Hennepin officials say pay freezes, tight budgets have made them less able to recruit, compete.
Top public safety officials from Hennepin County pitched fatter budgets for 2014 to commissioners Friday, saying one of their priorities is to stem the flow of quality and diverse employees leaving for better-paying jobs with other counties or private companies.
A pay freeze over the past couple of years and budget constraints due to shrinking state funding have put the county at a competitive disadvantage, said County Attorney Mike Freeman. Although a tentative contract agreement reached Friday with a large chunk of employees could raise salaries over the next two years, he and others still want the County Board to contribute to the pot.
“If the county is committed to diversity, they need to step up to the plate,” he said.
None of the budget-increase requests from Freeman, the public defender and sheriff’s offices, and community corrections was larger than 4 percent, and commissioners didn’t throw up much opposition. The final budget vote is expected Dec. 17.
After Friday’s meeting, board Chair Michael Opat said commissioners have heard arguments in recent contract negotiations that the county is losing its competitive edge, but were supplied with few details.
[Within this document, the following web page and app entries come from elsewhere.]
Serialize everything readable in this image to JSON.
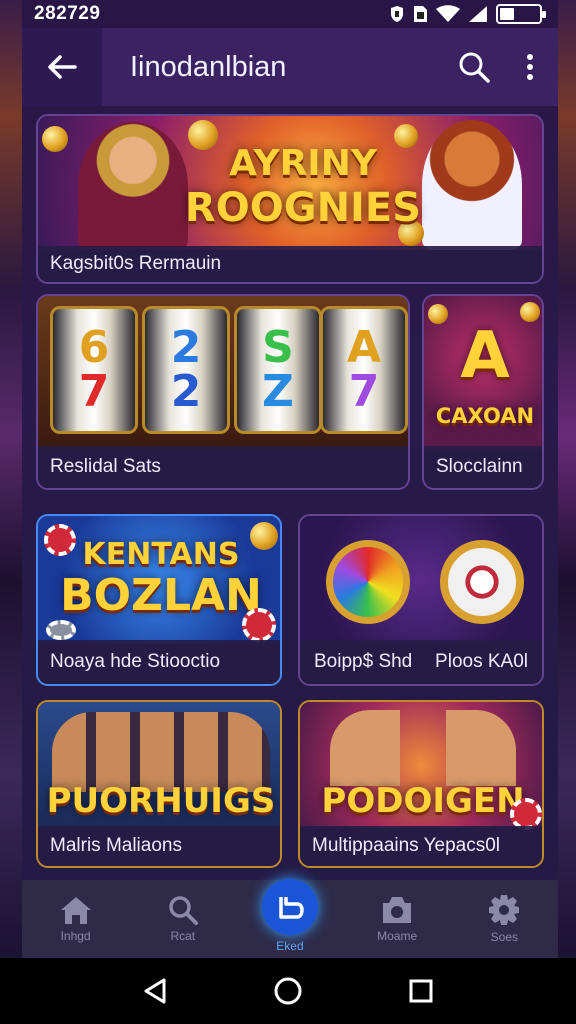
{
  "status": {
    "time": "282729"
  },
  "app_bar": {
    "title": "Iinodanlbian"
  },
  "cards": {
    "featured": {
      "art_title_1": "AYRINY",
      "art_title_2": "ROOGNIES",
      "label": "Kagsbit0s Rermauin"
    },
    "slots": {
      "reel_1_top": "6",
      "reel_1_bottom": "7",
      "reel_2_top": "2",
      "reel_2_bottom": "2",
      "reel_3_top": "S",
      "reel_3_bottom": "Z",
      "reel_4_top": "A",
      "reel_4_bottom": "7",
      "label": "Reslidal Sats"
    },
    "cayan": {
      "art_letter": "A",
      "art_title": "CAXOAN",
      "label": "Slocclainn"
    },
    "kentans": {
      "art_title_1": "KENTANS",
      "art_title_2": "BOZLAN",
      "label": "Noaya hde Stiooctio"
    },
    "wheels": {
      "label_left": "Boipp$ Shd",
      "label_right": "Ploos KA0l"
    },
    "puorhuigs": {
      "art_title": "PUORHUIGS",
      "label": "Malris Maliaons"
    },
    "podoigen": {
      "art_title": "PODOIGEN",
      "label": "Multippaains Yepacs0l"
    }
  },
  "bottom_nav": [
    {
      "label": "Inhgd",
      "icon": "home-icon"
    },
    {
      "label": "Rcat",
      "icon": "search-icon"
    },
    {
      "label": "Eked",
      "icon": "b-icon",
      "active": true
    },
    {
      "label": "Moame",
      "icon": "shop-icon"
    },
    {
      "label": "Soes",
      "icon": "gear-icon"
    }
  ],
  "colors": {
    "accent": "#1a55d8",
    "background": "#281a4a",
    "gold": "#ffd23a"
  }
}
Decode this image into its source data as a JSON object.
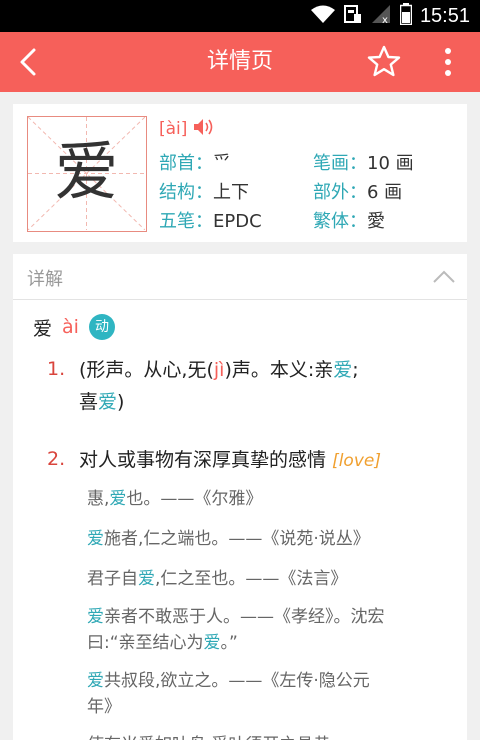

He said he’d like to know if the county truly isn’t competitive in terms of salary or total compensation packages.
“We are sensitive to the concerns, but we don’t take all of this info at face value, even from our own department heads,” he said. “We will do our due diligence. We want to be seen as a first-rate county.”
Opat noted that county employees didn’t have a complete pay freeze over the last few years because many received lump-sum bonuses and increases at higher pay scales. The pay-scale step system also provided some annual bumps, he said.
Freeman, who asked for a 2.5 percent increase, said his office has the lowest starting salary for a first-year assistant county attorney out of the seven metro-area counties. That salary is $52,000, compared to $71,000 for a first-year assistant city attorney in Minneapolis, he said. Anoka and Ramsey counties pay first-year attorneys $52,000 and $58,436 respectively.
County Sheriff Richard Stanek echoed Freeman’s issues, saying a large percentage of the more than three dozen dispatchers, deputies and jail clerks who left his office did so because of low wages.
Opat countered that deputy jobs at the sheriff’s office are often entry-level and become a steppingstone for positions at other law enforcement agencies.
The majority of Stanek’s budget comes from property taxes, Opat said. “We are always trying to balance a competitive workforce and the stress on taxpayers,” he said.
Salary constraints are one of many challenges in recruiting candidates for Hennepin County’s public defender office, said William Ward, the office’s chief public defender. It is trying a new strategy of going to job fairs and offering jobs to students before they finish law school in an effort to ensure a diverse staff, he said.
While Ward asked for a relatively small bump — $175,000 — in his office’s budget, it also is facing growing expenses from hiring language interpreters to help clients avoid immigration status issues that may occur after a plea agreement or conviction.
Much achieved, much to do
To bolster their budget proposals, Freeman and Stanek highlighted statistics about increasing caseloads, successful trial results and lower crime rates. They also talked about ways they’ve reduced the number of guns on the streets, tackled human trafficking and improved officer training for critical incidents.
Among the numbers they presented to commissioners: This year, 8,400 adults were charged with felonies, 40,000 inmates were booked into jail and 43 people died of heroin overdoses.
All who spoke at Friday’s budget meeting talked about the struggles their offices face in dealing with people with mental illness. Stanek said it’s a conservative estimate that 30 percent of those in jail are mentally ill.